  • Last updated on December 10, 2021

First published: 1634

First produced: c. 1612-1613

Type of work: Drama

Type of plot: Tragicomedy

Time of work: Antiquity

Asterisk denotes entries on real places.

Places Discussed*Athens

*Athens. Two Noble Kinsmen, TheAncient Greek city that is the scene of much of the play’s action, Athens is ruled by Duke Theseus, whose marriage to the Amazon leader Hippolyta is interrupted by three royal widows who ask Theseus to avenge their husbands by attacking Creon, the tyrant of Thebes. Several significant events also occur in the countryside outside the city, the most significant of which are the fight between Palamon and Arcite, their discovery by Theseus and his entourage, and the tournament between the two Thebans for the hand of Emily.

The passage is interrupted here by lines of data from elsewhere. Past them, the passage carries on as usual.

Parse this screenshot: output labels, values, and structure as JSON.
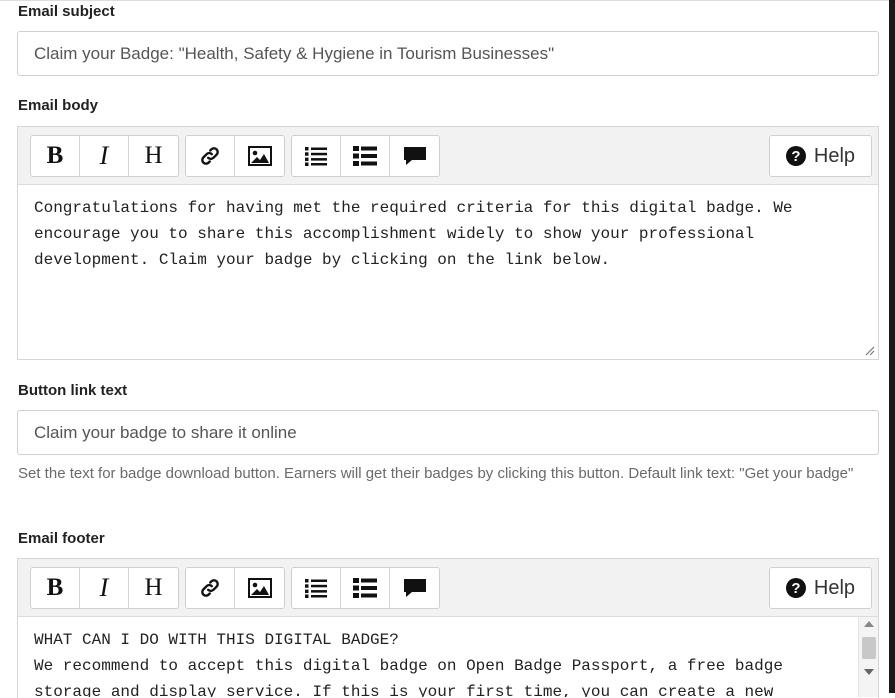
{
  "email_subject": {
    "label": "Email subject",
    "value": "Claim your Badge: \"Health, Safety & Hygiene in Tourism Businesses\""
  },
  "email_body": {
    "label": "Email body",
    "toolbar": {
      "bold": "B",
      "italic": "I",
      "heading": "H",
      "help": "Help"
    },
    "lines": [
      "Congratulations for having met the required criteria for this digital badge. We",
      "encourage you to share this accomplishment widely to show your professional",
      "development. Claim your badge by clicking on the link below."
    ]
  },
  "button_link_text": {
    "label": "Button link text",
    "value": "Claim your badge to share it online",
    "help": "Set the text for badge download button. Earners will get their badges by clicking this button. Default link text: \"Get your badge\""
  },
  "email_footer": {
    "label": "Email footer",
    "toolbar": {
      "bold": "B",
      "italic": "I",
      "heading": "H",
      "help": "Help"
    },
    "lines": [
      "WHAT CAN I DO WITH THIS DIGITAL BADGE?",
      "We recommend to accept this digital badge on Open Badge Passport, a free badge",
      "storage and display service. If this is your first time, you can create a new"
    ]
  },
  "icons": [
    "link-icon",
    "image-icon",
    "unordered-list-icon",
    "ordered-list-icon",
    "quote-icon",
    "question-circle-icon"
  ]
}
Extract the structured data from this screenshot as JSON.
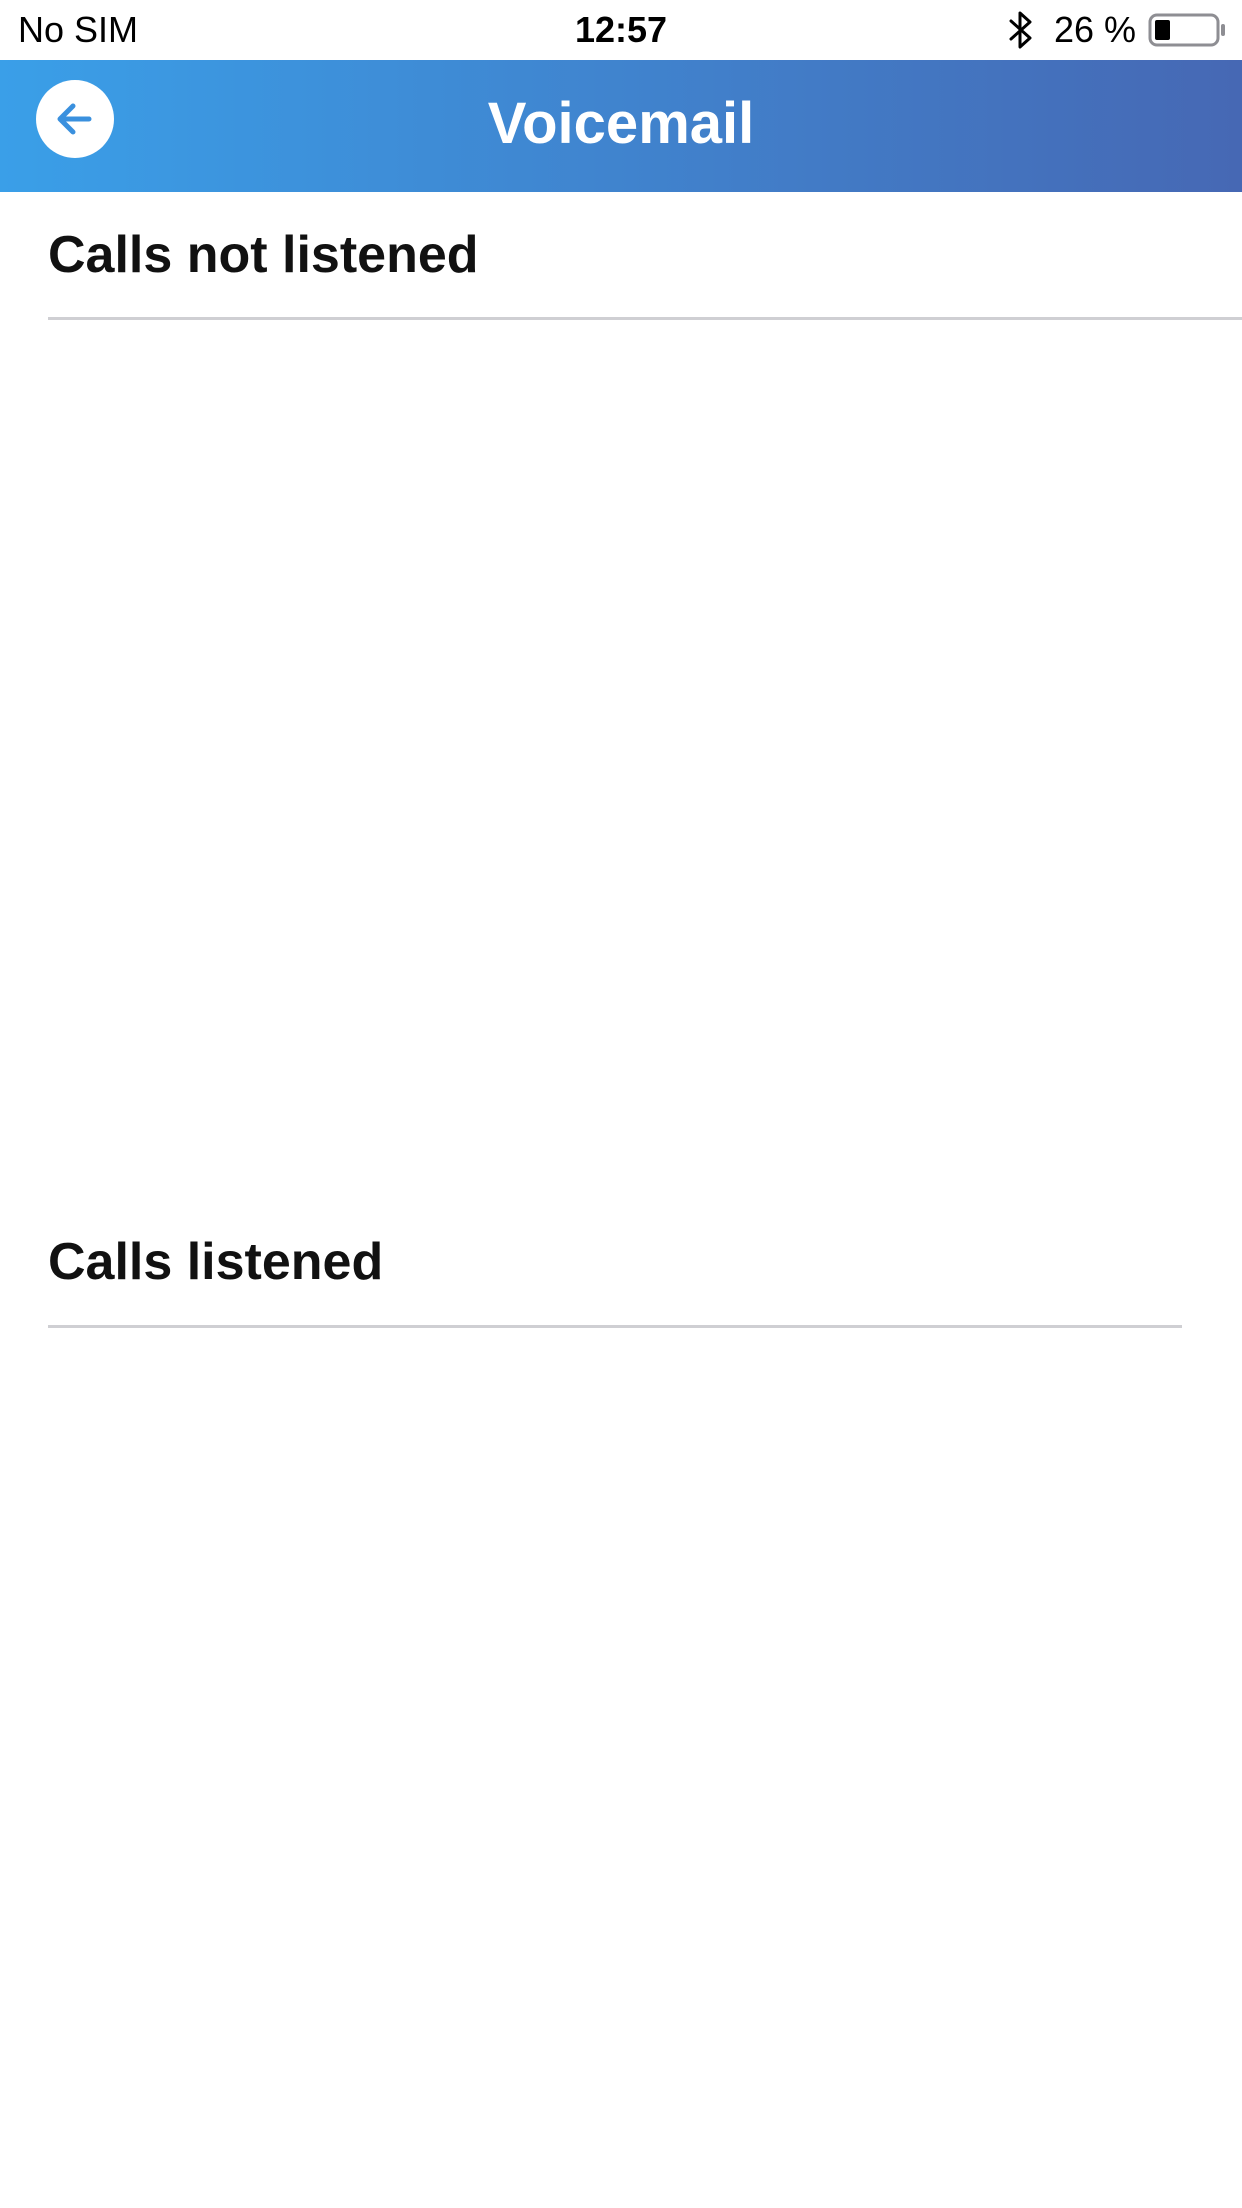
{
  "status_bar": {
    "carrier": "No SIM",
    "time": "12:57",
    "battery_percent": "26 %",
    "battery_level": 0.26,
    "bluetooth_icon": "bluetooth-icon"
  },
  "nav_bar": {
    "title": "Voicemail",
    "back_icon": "arrow-left-icon",
    "gradient_start": "#3a9fe8",
    "gradient_end": "#4668b4"
  },
  "sections": {
    "not_listened": {
      "title": "Calls not listened",
      "items": []
    },
    "listened": {
      "title": "Calls listened",
      "items": []
    }
  }
}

Athens is also the location of a temple containing shrines to Mars, Venus, and Diana. In contrast to the depiction of these shrines in other writers’ renditions of this story, these shrines are all located within a single temple.

Thebes

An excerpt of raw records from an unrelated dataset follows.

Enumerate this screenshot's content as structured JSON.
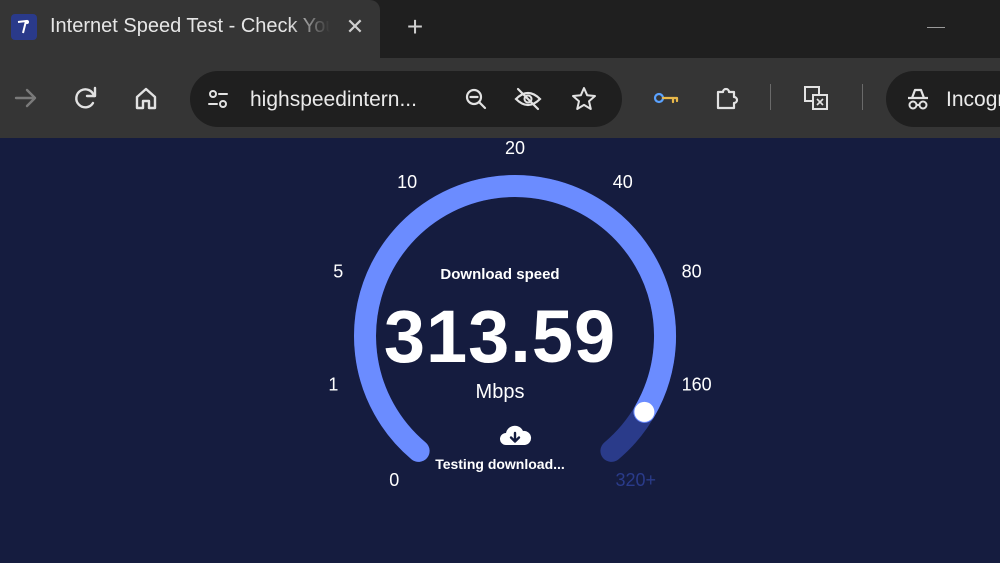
{
  "browser": {
    "tab": {
      "title": "Internet Speed Test - Check Your",
      "close_glyph": "✕"
    },
    "new_tab_glyph": "+",
    "address_bar": {
      "url": "highspeedintern..."
    },
    "incognito_label": "Incognito"
  },
  "speed_test": {
    "label": "Download speed",
    "value": "313.59",
    "unit": "Mbps",
    "status": "Testing download...",
    "scale_labels": [
      "0",
      "1",
      "5",
      "10",
      "20",
      "40",
      "80",
      "160",
      "320+"
    ],
    "progress_fraction": 0.93,
    "colors": {
      "background": "#151c3f",
      "arc_fill": "#6b8cff",
      "arc_track": "#2a3b8a",
      "text": "#ffffff",
      "dim_label": "#2a3b8a"
    }
  }
}
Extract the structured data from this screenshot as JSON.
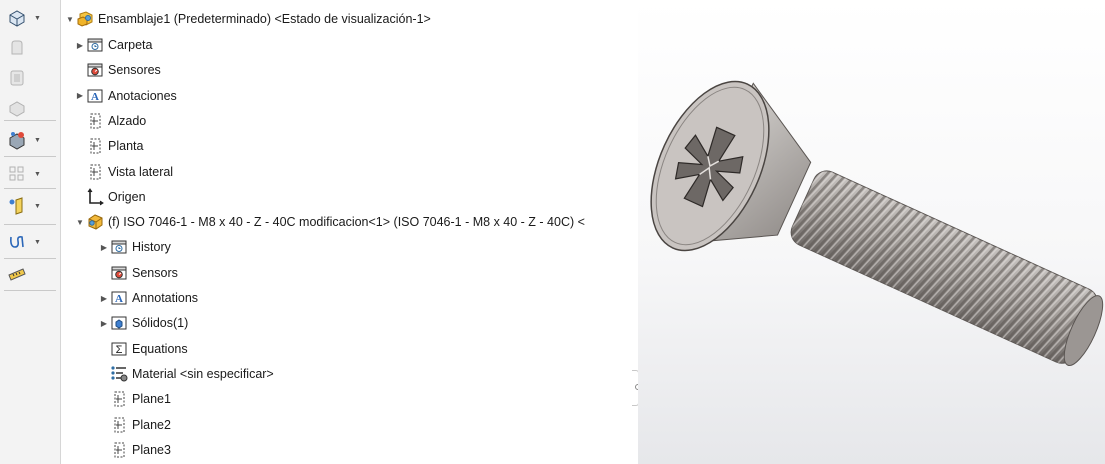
{
  "colors": {
    "toolbar_bg": "#f3f3f3",
    "tree_bg": "#ffffff",
    "viewport_top": "#ffffff",
    "viewport_bottom": "#e6e7ea",
    "screw_metal": "#a8a29e"
  },
  "toolbar": {
    "buttons": [
      {
        "icon": "view-orientation-icon",
        "has_dropdown": true
      },
      {
        "icon": "edit-component-icon",
        "has_dropdown": false
      },
      {
        "icon": "hide-show-components-icon",
        "has_dropdown": false
      },
      {
        "icon": "appearance-icon",
        "has_dropdown": false
      },
      {
        "icon": "display-style-icon",
        "has_dropdown": true
      },
      {
        "icon": "linear-pattern-icon",
        "has_dropdown": true
      },
      {
        "icon": "reference-geometry-icon",
        "has_dropdown": true
      },
      {
        "icon": "curves-icon",
        "has_dropdown": true
      },
      {
        "icon": "measure-icon",
        "has_dropdown": false
      }
    ]
  },
  "tree": {
    "root": {
      "label": "Ensamblaje1 (Predeterminado) <Estado de visualización-1>",
      "icon": "assembly-icon"
    },
    "items": [
      {
        "label": "Carpeta",
        "icon": "history-folder-icon",
        "expandable": true,
        "level": 1
      },
      {
        "label": "Sensores",
        "icon": "sensors-icon",
        "expandable": false,
        "level": 1
      },
      {
        "label": "Anotaciones",
        "icon": "annotations-icon",
        "expandable": true,
        "level": 1
      },
      {
        "label": "Alzado",
        "icon": "plane-icon",
        "expandable": false,
        "level": 1
      },
      {
        "label": "Planta",
        "icon": "plane-icon",
        "expandable": false,
        "level": 1
      },
      {
        "label": "Vista lateral",
        "icon": "plane-icon",
        "expandable": false,
        "level": 1
      },
      {
        "label": "Origen",
        "icon": "origin-icon",
        "expandable": false,
        "level": 1
      },
      {
        "label": "(f) ISO 7046-1 - M8 x 40 - Z - 40C modificacion<1> (ISO 7046-1 - M8 x 40 - Z - 40C) <",
        "icon": "part-icon",
        "expandable": true,
        "expanded": true,
        "level": 1
      },
      {
        "label": "History",
        "icon": "history-folder-icon",
        "expandable": true,
        "level": 2
      },
      {
        "label": "Sensors",
        "icon": "sensors-icon",
        "expandable": false,
        "level": 2
      },
      {
        "label": "Annotations",
        "icon": "annotations-icon",
        "expandable": true,
        "level": 2
      },
      {
        "label": "Sólidos(1)",
        "icon": "solid-bodies-icon",
        "expandable": true,
        "level": 2
      },
      {
        "label": "Equations",
        "icon": "equations-icon",
        "expandable": false,
        "level": 2
      },
      {
        "label": "Material <sin especificar>",
        "icon": "material-icon",
        "expandable": false,
        "level": 2
      },
      {
        "label": "Plane1",
        "icon": "plane-icon",
        "expandable": false,
        "level": 2
      },
      {
        "label": "Plane2",
        "icon": "plane-icon",
        "expandable": false,
        "level": 2
      },
      {
        "label": "Plane3",
        "icon": "plane-icon",
        "expandable": false,
        "level": 2
      }
    ]
  }
}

Thebes (theebz). Greek city against which Theseus is persuaded to lead an army. His army overthrows Creon and captures Palamon and Arcite, who are members of the Theban royal family. From their Athens prison, the two noble kinsmen see the beautiful Emilia, sister-in-law of Theseus, and fall in love with her. Their rivalry for her affection drives the rest of the story.

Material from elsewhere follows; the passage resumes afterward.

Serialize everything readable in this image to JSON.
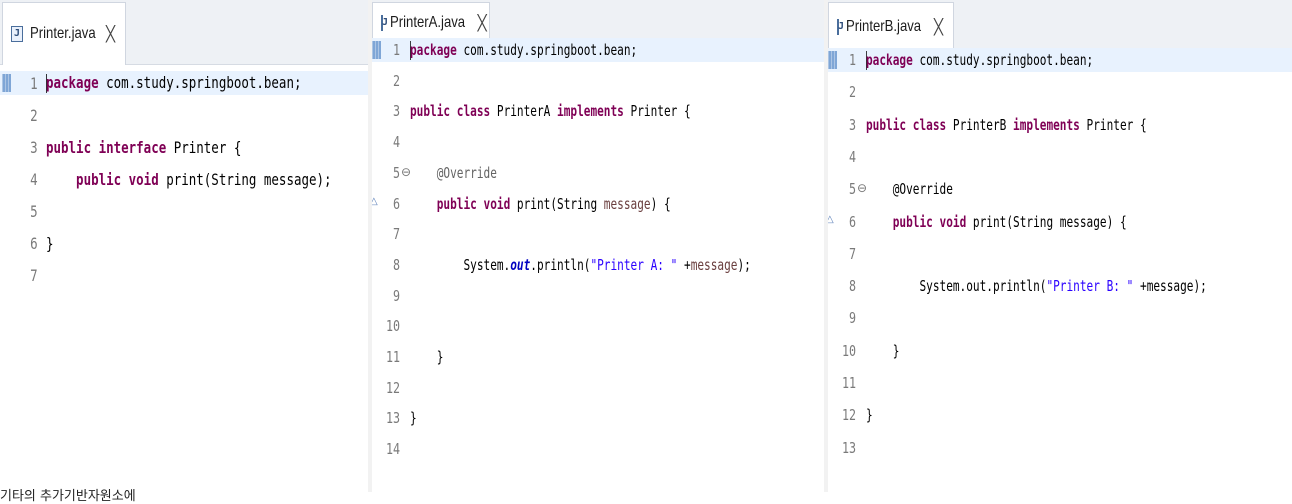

BibliographyBertram, Paul. Shakespeare and “The Two Noble Kinsmen.” New Brunswick, N.J.: Rutgers University Press, 1965. Discussion of the play, usually thought to be written by Shakespeare in collaboration with John Fletcher. Discussion of earlier critical works.Donaldson, E. Talbot. The Swan at the Well: Shakespeare Reading Chaucer. New Haven, Conn.: Yale University Press, 1985. Compares several of Shakespeare’s plays and their sources in Chaucer’s poems. “The Knight’s Tale and The Two Noble Kinsmen” compares Chaucer’s story with Shakespeare’s play.Hillman, Richard. “Shakespeare’s Romantic Innocents and the Misappropriation of the Romantic Past: The Case of The Two Noble Kinsmen.” In The Tempest and After, edited by Stanley W. Wells. Cambridge, England: Cambridge University Press, 1991. Considers the characters’ responses to their notions of romance.Muir, Kenneth. Shakespeare’s Comic Sequence. New York: Barnes & Noble Books, 1979. The essay on The Two Noble Kinsmen discusses the authorship of the play. There is also critical discussion of the play.Waith, Eugene M. “Shakespeare and Fletcher on Love and Friendship.” In Shakespeare Studies: An Annual Gathering of Research, Criticism, and Reviews, edited by J. Leeds Barroll. New York: Burt Franklin, 1986. Explores the conflict between love and friendship in the works of Shakespeare and Fletcher.
Categories: Places